News & Events

Pennsylvania DEP Releases Evaluation of Air Quality Program

Tuesday, April 28, 2009

HARRISBURG, Pa., April 27 /PRNewswire-USNewswire/ -- Pennsylvania has made great strides in improving air quality to levels that protect the public's health in most of the state, according to a Department of Environmental Protection report released today.

"This report shows we are doing a better job of protecting the public's health and the environment by reducing harmful pollutants and emissions such as nitrogen oxides, sulfur dioxide, ground-level ozone, particulate matter and carbon monoxide," said DEP Secretary John Hanger. "But as much progress as we have made, there is still more work that needs to be done."

DEP's Air Quality Program regulates more than 70,000 inspection points such as pollution control devices, boilers, fuels and paints at 3,650 facilities that produce air pollution in Pennsylvania. The previous Air Quality Program evaluation, as required by the Air Pollution Control Act, was issued in November 2002.

Hanger cited the Clean Air Interstate Rule, or CAIR, a program designed to lessen the interstate transportation of emissions from electric generating stations, as being a major force in reducing the amounts of nitrogen oxide and sulfur dioxide emissions. The U.S. Environmental Protection Agency (EPA) estimates that by 2010, CAIR will reduce those emissions by 44 percent and 71 percent respectively.

The department has also recorded a significant reduction in emissions from industrial sources of air pollution in Pennsylvania in the 2002 - 2007 period. Major industrial sources of air pollution have reduced emissions of nitrogen oxides by 35,331 tons; volatile organic matter by 7,735 tons; particulate matter by 4,212 tons; and carbon monoxide by 16,102 tons.

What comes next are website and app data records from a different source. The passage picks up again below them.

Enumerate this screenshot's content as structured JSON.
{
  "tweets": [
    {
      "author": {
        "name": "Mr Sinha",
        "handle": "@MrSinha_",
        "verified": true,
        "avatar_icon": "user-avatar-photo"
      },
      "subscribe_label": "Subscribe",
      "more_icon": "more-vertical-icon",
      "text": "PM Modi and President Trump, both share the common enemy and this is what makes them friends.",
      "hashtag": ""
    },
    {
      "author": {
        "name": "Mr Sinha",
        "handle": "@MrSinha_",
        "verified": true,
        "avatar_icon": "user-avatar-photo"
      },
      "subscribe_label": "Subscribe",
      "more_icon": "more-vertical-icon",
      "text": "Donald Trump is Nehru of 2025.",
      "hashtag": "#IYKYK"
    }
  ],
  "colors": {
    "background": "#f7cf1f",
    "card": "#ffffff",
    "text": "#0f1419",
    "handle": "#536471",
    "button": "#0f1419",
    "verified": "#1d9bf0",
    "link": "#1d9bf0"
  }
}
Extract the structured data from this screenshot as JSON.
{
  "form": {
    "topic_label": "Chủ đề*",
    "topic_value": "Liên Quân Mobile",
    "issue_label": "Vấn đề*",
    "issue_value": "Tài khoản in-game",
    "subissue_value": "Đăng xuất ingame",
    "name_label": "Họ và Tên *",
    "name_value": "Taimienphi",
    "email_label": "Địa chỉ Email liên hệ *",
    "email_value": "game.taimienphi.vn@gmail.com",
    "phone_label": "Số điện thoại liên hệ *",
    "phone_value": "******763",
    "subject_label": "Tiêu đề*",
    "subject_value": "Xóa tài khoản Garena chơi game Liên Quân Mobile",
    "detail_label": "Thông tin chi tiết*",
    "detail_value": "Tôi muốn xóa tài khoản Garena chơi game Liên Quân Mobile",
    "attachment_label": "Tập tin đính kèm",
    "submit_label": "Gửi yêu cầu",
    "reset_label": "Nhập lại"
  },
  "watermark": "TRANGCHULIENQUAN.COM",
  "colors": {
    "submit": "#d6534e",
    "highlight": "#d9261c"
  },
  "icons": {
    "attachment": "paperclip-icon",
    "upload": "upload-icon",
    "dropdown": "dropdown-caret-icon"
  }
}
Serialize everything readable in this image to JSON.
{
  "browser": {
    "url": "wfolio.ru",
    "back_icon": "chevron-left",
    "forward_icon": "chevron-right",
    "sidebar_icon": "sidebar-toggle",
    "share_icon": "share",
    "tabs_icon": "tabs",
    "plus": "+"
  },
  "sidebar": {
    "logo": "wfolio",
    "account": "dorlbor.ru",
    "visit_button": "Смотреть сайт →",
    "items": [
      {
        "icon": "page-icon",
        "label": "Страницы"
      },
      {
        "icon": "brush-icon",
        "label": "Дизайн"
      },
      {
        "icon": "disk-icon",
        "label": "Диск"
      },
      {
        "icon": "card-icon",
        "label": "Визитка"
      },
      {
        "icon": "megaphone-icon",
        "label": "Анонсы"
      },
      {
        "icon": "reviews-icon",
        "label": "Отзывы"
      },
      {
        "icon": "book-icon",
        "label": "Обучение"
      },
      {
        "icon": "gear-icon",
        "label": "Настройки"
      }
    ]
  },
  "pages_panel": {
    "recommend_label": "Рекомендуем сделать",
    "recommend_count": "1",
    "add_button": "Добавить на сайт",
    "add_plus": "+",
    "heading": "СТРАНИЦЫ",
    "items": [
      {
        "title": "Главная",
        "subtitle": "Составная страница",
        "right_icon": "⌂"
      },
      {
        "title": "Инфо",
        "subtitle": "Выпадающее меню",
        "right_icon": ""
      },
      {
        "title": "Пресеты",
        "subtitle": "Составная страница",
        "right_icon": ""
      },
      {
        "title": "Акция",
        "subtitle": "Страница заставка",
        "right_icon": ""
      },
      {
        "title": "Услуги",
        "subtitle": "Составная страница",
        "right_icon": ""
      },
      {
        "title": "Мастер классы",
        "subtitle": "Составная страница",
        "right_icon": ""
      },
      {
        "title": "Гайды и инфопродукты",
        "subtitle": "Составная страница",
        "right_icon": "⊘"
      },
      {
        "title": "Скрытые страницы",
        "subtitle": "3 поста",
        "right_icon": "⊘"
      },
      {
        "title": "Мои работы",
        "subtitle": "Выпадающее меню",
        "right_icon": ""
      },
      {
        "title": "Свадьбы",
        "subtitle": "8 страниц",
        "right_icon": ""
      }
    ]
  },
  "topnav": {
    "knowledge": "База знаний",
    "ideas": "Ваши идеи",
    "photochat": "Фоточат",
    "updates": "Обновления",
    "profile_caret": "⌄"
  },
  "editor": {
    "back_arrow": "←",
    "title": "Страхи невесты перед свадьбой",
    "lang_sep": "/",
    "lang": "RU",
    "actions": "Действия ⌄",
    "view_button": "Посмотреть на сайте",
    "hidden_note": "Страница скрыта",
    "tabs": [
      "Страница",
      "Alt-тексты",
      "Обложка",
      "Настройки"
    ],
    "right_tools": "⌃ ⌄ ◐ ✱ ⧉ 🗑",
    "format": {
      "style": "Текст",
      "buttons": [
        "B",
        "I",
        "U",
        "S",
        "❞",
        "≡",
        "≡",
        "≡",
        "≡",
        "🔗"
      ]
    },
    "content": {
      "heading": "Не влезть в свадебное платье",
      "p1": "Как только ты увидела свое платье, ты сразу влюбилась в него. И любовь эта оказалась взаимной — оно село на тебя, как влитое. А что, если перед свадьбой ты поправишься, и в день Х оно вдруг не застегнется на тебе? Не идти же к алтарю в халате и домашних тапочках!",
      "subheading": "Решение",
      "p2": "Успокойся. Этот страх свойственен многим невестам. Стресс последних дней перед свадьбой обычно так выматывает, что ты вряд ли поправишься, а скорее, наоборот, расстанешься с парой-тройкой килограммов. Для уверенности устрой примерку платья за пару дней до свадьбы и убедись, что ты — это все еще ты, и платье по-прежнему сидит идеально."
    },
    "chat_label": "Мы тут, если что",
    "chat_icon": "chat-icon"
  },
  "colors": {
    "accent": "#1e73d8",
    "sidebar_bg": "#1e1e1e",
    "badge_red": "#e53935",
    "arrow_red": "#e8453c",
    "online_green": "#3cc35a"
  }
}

Ground-level ozone and fine particulate matter remain concerns in parts of the commonwealth. Ozone is a key component in smog and is a human health threat especially to children, the elderly and people with respiratory illnesses. Fine particulate matter, microscopic particles that can cause serious health problems by lodging deep in the lungs, is also a concern.

"We have made great strides achieving attainment status for counties according to EPA's 1997 standards for eight-hour ozone and fine particulate matter," said Hanger. "But recent actions by EPA have made those standards even more stringent."

In most areas of the state, except the Philadelphia and Pittsburgh areas, Pennsylvania has attained the 8-hour ozone and particulate matter health-based standards.

"While we can be pleased with our past progress, we must make further reductions to meet the new, more stringent health standards. We look forward to continuing our successes and building upon the recommendations of this report to provide more effective air quality protection programs for the present and the future," Hanger said.

For more information and to view a copy of the report, visit www.depweb.state.pa.us, keyword: Air Quality.